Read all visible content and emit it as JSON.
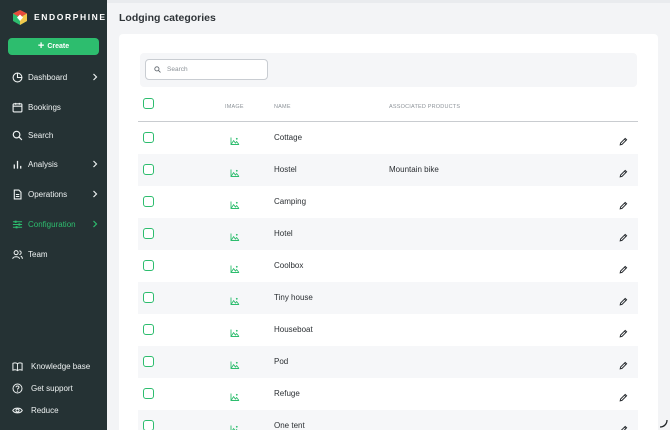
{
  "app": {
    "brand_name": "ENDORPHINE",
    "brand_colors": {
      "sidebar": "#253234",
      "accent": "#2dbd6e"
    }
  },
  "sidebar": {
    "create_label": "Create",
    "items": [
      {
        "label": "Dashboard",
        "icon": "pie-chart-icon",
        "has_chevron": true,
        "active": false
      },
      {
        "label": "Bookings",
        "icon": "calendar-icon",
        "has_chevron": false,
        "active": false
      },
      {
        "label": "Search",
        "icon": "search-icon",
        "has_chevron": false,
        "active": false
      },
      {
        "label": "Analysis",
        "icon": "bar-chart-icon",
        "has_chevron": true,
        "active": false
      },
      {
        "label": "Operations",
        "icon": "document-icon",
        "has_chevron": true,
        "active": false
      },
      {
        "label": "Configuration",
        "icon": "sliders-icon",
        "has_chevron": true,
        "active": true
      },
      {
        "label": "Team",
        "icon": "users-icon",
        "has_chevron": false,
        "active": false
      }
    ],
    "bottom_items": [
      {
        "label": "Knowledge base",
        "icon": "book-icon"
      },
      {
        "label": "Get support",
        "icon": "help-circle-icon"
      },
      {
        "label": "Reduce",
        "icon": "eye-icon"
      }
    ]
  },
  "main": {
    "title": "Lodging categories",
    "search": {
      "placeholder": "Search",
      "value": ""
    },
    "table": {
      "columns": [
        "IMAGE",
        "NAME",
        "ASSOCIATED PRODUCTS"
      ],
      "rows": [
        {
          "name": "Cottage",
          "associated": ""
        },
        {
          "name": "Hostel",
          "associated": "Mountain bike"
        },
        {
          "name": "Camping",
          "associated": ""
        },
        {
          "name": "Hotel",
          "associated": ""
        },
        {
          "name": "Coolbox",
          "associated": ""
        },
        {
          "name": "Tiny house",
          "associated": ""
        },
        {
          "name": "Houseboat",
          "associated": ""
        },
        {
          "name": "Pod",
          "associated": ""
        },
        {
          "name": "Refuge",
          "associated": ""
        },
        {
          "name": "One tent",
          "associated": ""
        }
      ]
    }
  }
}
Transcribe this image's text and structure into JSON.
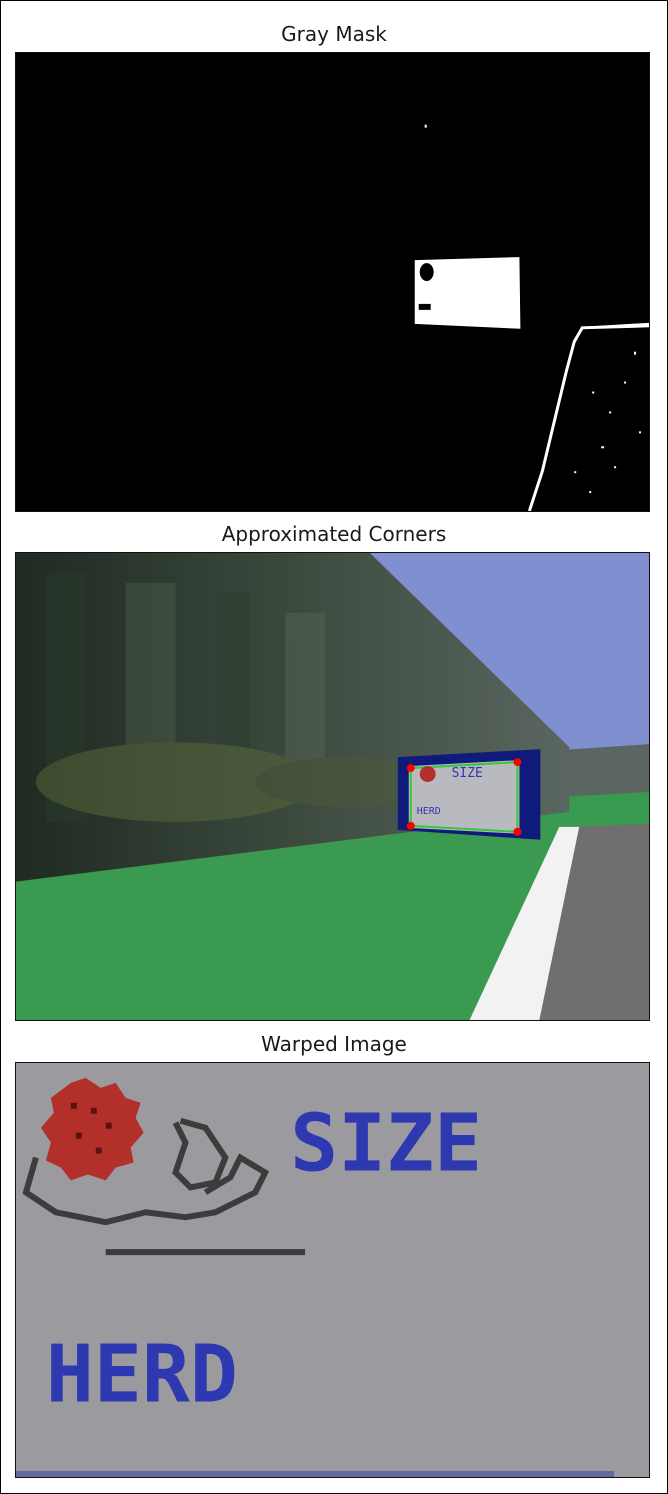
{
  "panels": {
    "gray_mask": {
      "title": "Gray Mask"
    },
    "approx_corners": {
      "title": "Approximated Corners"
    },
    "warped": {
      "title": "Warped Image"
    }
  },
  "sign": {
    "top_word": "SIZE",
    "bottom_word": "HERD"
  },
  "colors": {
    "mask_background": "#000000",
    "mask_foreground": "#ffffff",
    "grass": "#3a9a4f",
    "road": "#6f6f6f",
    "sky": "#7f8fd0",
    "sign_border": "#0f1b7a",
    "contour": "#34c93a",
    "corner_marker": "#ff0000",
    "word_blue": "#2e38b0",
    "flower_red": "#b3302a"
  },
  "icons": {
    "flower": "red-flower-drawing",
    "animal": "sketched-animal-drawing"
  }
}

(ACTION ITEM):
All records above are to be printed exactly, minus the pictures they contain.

(OUTPUT FOR THIS EXERCISE):
Read all visible content and emit it as JSON.
{
  "app": {
    "brand_name": "ENDORPHINE",
    "brand_colors": {
      "sidebar": "#253234",
      "accent": "#2dbd6e"
    }
  },
  "sidebar": {
    "create_label": "Create",
    "items": [
      {
        "label": "Dashboard",
        "icon": "pie-chart-icon",
        "has_chevron": true,
        "active": false
      },
      {
        "label": "Bookings",
        "icon": "calendar-icon",
        "has_chevron": false,
        "active": false
      },
      {
        "label": "Search",
        "icon": "search-icon",
        "has_chevron": false,
        "active": false
      },
      {
        "label": "Analysis",
        "icon": "bar-chart-icon",
        "has_chevron": true,
        "active": false
      },
      {
        "label": "Operations",
        "icon": "document-icon",
        "has_chevron": true,
        "active": false
      },
      {
        "label": "Configuration",
        "icon": "sliders-icon",
        "has_chevron": true,
        "active": true
      },
      {
        "label": "Team",
        "icon": "users-icon",
        "has_chevron": false,
        "active": false
      }
    ],
    "bottom_items": [
      {
        "label": "Knowledge base",
        "icon": "book-icon"
      },
      {
        "label": "Get support",
        "icon": "help-circle-icon"
      },
      {
        "label": "Reduce",
        "icon": "eye-icon"
      }
    ]
  },
  "main": {
    "title": "Lodging categories",
    "search": {
      "placeholder": "Search",
      "value": ""
    },
    "table": {
      "columns": [
        "IMAGE",
        "NAME",
        "ASSOCIATED PRODUCTS"
      ],
      "rows": [
        {
          "name": "Cottage",
          "associated": ""
        },
        {
          "name": "Hostel",
          "associated": "Mountain bike"
        },
        {
          "name": "Camping",
          "associated": ""
        },
        {
          "name": "Hotel",
          "associated": ""
        },
        {
          "name": "Coolbox",
          "associated": ""
        },
        {
          "name": "Tiny house",
          "associated": ""
        },
        {
          "name": "Houseboat",
          "associated": ""
        },
        {
          "name": "Pod",
          "associated": ""
        },
        {
          "name": "Refuge",
          "associated": ""
        },
        {
          "name": "One tent",
          "associated": ""
        }
      ]
    }
  }
}
Transcribe this image's text and structure into JSON.
{
  "panels": {
    "gray_mask": {
      "title": "Gray Mask"
    },
    "approx_corners": {
      "title": "Approximated Corners"
    },
    "warped": {
      "title": "Warped Image"
    }
  },
  "sign": {
    "top_word": "SIZE",
    "bottom_word": "HERD"
  },
  "colors": {
    "mask_background": "#000000",
    "mask_foreground": "#ffffff",
    "grass": "#3a9a4f",
    "road": "#6f6f6f",
    "sky": "#7f8fd0",
    "sign_border": "#0f1b7a",
    "contour": "#34c93a",
    "corner_marker": "#ff0000",
    "word_blue": "#2e38b0",
    "flower_red": "#b3302a"
  },
  "icons": {
    "flower": "red-flower-drawing",
    "animal": "sketched-animal-drawing"
  }
}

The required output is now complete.